It's more about marketing than sales, as "less than 10 percent" of total sales are direct. "They're more likely to buy a brewery's beer after visiting a physical tasting room," explains Sarette. "Being able to go to a flagship where you can taste 30 or 40 beers and find out which one you gravitate to, that's going to drive decision-making."
Other markets are "largely wait-and-see," he adds. "We've bit off quite a bit here. Just making sure we can supply both sides of the business is top of mind."
Beyond the development spree, the production boom, and the constant experimentation, Modern Times is also one of a few breweries that also roasts coffee in-house.
It can be a little overwhelming to keep track of the company's numerous initiatives. "Never a boring day," says Sarette.
Favorite beers: Sarette highlights Modern Times' Space Ways, a seasonal hazy IPA. "It's just phenomenal," he touts, and points to another San Diego favorite. "I enjoy the beers coming out of Societe right now."
Challenges: "Just making sure we make the right decisions," says Sarette. "It's a dynamic time for craft brewing right now," he adds. "It's no longer an industry where a rising tide lifts all boats -- there are winners and losers right now."
Opportunities: Modern Times currently distributes cans in five states: California, Arizona, Nevada, Oregon, and Washington. Sarette says there are no immediate plans to increase that number, but the strategy is to grow in the brewery's existing footprint. "We're growing so much in those markets, it would be irresponsible to go into another right now," he explains. One caveat: "Obviously, we have a soft spot for Colorado, but that's a few years down the road."
Needs: "We are at a point where we need additional real estate," says Sarette. The solution: Modern Times is planning to build an adjacent expansion on a leased lot next to the existing facility. "That project will start early next year," he says. "That will double our square footage here in Point Loma" -- from 12,000 to 24,000 square feet.

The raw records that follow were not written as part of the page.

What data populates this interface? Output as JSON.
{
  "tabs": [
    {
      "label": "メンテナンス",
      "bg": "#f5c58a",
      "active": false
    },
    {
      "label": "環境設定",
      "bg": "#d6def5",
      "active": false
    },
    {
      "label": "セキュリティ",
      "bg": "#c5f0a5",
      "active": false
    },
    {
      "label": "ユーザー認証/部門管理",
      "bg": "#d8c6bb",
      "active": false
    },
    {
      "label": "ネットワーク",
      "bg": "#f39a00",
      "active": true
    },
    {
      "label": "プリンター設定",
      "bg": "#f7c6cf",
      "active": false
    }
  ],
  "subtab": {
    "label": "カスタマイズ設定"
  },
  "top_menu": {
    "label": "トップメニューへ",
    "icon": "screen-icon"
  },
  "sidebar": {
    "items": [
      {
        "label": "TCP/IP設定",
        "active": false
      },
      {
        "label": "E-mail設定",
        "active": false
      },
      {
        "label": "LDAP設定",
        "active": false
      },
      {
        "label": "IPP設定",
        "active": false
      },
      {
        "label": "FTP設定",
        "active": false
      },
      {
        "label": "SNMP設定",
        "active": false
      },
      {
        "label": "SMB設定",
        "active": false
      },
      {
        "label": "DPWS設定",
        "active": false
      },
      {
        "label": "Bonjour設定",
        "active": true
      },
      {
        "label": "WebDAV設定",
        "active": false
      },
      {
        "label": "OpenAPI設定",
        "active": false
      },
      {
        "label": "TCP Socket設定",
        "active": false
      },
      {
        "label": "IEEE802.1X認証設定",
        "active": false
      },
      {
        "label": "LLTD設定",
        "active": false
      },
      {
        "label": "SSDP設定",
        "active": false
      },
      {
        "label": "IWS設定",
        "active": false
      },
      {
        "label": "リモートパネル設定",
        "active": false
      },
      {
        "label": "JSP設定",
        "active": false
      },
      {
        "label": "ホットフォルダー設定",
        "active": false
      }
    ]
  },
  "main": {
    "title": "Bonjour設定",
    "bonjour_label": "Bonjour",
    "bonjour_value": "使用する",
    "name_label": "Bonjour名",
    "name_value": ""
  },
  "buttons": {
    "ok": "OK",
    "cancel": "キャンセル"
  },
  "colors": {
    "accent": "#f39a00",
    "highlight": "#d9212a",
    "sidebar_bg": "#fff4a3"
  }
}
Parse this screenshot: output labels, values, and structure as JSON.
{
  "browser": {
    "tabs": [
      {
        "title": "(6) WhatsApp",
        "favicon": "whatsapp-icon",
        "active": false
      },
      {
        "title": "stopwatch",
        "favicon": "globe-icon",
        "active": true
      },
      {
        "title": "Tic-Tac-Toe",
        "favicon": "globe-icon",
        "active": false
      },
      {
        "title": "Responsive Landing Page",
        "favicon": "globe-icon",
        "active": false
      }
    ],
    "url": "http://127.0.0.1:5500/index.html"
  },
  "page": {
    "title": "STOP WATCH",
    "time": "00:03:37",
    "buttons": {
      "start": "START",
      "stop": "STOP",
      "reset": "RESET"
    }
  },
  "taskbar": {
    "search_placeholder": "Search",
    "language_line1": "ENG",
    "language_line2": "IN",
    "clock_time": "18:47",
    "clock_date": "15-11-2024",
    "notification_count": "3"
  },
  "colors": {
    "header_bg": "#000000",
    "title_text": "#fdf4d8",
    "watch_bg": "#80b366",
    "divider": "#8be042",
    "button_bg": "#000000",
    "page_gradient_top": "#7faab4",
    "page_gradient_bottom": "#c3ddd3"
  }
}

The two facilities will be connected by a corridor and outdoor tasting room, and annual capacity will also double to about 120,000 barrels.